56957928 wrote:
143359585 wrote:
Blue players get all the overpowerered cards like JTMS. I think it's time that wizards gave something to people who remember what magic is really about: creatures.
Initially yes, Wizards was married to blue. However, about a decade ago they had a nasty divorce, and a few years after that they began courting the attention of Green. Then in Worldwake they had a nasty affair with their ex, but as of Innistrad, things seem to have gotten back on track, and Wizards has even proposed.
You are my favorite. Yes you. And moments like this make it so. Thank you RPJesus for just being you.
On what flavor text fits me:
57307308 wrote:
Surely RPJesus gets Niv-Mizzet, Dracogenius?
56874518 wrote:
First: I STILL can't take you seriously with that avatar. And I can take RPJesus seriously, so that's saying something.
121689989 wrote:
I'd offer you a cookie for making me laugh but it has an Upkeep Cost that has been known to cause people to quit eating.
56267956 wrote:
I <3 you loads
57400888 wrote:
56957928 wrote:
"AINT NO LAWS IN THE SKY MOTHER****." - Agrus Kos, Wojek Veteran
10/10. Amazing.
RPJesus-

    I always loved the divination powers, both as a DM and as a player. As a DM, it allowed the plot to be exposed. However, any storyteller knows that there is always much more to the story than just "who murdered the guy." If you found out who murdered him, isnt the "why did he murder him?" important too? Any rich story will not fall prey to a person finding out. It is just not that simple most of the time. This power allows you to get answers or be fooled by believing lies.


'Did you kill him?"
"yes."
'Why?"
"He stole my cookie."

2 uses and the game is over.
Yes, wrong forum.

Terrible idea.  If you want your roleplaying game to be a rollplaying game where all you do is make everyone submit to your die rolls, you should be playing it alone, ie: as a solo-play computer game.
Seriously and a "make you tell truth and it's vs will?" wtf is that lol

It's too easy. 
Gratz Gaming'z calm and logic is astounding.
Even though I don't really like the idea, everyting he has said that I have read (half of the first page xD) has been spot on.
I don't even feel like I have to contribute, just keep doing what you're doing and hope a developer sees this. 

IMAGE(http://www.nodiatis.com/pub/20.jpg)

Look at my Playable Illithid, my Monster Generating excel file , my Lifestealer in progresss (Heroic tier almost complete!) , our Improved Orc, our Improving Kenku and our Improving Duergar
Also, take a look at my friend's Improved Minotaur, Gadren's amazing Arcane Archer and of course the Avatar Project
More links!
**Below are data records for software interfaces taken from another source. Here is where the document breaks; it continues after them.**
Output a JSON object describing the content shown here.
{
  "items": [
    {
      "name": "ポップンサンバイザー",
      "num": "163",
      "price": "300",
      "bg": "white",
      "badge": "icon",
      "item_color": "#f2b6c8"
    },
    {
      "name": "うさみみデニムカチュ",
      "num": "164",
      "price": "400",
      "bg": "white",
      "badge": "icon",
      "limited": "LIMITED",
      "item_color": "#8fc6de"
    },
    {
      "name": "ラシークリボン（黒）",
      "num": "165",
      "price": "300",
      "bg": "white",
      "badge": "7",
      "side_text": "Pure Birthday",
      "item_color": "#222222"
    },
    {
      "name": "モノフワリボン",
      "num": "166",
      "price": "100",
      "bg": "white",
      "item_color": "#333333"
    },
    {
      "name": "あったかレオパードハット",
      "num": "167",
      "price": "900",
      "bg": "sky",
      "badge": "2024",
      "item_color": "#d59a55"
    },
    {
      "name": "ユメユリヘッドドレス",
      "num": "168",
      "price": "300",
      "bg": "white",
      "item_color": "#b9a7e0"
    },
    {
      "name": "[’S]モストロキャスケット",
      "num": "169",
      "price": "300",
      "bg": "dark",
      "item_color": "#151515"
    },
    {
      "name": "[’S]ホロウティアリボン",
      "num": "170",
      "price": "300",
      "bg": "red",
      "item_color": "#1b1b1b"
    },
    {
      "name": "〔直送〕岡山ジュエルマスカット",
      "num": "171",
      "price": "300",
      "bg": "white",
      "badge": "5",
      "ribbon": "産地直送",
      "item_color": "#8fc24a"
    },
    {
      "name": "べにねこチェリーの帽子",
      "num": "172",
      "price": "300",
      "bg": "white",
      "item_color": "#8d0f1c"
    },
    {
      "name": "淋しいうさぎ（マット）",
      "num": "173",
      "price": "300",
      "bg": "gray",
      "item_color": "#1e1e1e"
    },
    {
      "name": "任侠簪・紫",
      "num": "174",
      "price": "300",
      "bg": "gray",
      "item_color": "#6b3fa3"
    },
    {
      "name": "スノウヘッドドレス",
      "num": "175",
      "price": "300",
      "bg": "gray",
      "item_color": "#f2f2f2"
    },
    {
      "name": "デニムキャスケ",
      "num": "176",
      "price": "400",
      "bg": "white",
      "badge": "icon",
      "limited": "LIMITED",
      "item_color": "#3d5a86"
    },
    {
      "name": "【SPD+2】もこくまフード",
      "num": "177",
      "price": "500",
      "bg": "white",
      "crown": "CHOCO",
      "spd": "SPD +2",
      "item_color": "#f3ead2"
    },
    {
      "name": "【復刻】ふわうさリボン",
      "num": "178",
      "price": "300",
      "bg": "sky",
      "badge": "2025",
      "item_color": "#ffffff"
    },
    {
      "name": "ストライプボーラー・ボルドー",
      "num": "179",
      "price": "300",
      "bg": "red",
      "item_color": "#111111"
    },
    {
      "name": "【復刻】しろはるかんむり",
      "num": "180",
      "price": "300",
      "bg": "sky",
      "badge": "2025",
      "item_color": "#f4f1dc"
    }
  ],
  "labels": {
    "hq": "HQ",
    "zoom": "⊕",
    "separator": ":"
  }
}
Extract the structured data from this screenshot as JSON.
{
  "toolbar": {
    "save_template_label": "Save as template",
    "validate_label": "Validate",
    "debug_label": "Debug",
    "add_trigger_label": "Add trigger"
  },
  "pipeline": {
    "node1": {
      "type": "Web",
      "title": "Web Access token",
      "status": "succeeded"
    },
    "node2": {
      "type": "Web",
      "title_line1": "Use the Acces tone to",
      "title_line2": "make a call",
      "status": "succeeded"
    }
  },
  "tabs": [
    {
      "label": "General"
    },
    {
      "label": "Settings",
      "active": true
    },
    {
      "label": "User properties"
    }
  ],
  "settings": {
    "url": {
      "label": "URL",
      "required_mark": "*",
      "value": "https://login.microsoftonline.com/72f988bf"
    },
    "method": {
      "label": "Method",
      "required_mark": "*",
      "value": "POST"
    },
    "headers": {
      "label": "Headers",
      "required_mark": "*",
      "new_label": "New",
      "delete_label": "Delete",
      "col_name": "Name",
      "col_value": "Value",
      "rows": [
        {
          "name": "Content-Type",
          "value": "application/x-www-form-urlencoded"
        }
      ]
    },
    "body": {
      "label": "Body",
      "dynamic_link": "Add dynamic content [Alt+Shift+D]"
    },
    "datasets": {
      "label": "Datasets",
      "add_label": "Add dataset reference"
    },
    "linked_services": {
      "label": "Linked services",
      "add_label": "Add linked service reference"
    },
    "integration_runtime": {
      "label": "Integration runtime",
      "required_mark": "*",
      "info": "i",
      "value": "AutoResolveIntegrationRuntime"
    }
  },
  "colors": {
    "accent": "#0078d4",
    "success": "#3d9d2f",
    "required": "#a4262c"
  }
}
Qube's Block Builder, Classless D&D and the characters I've created using the classless system.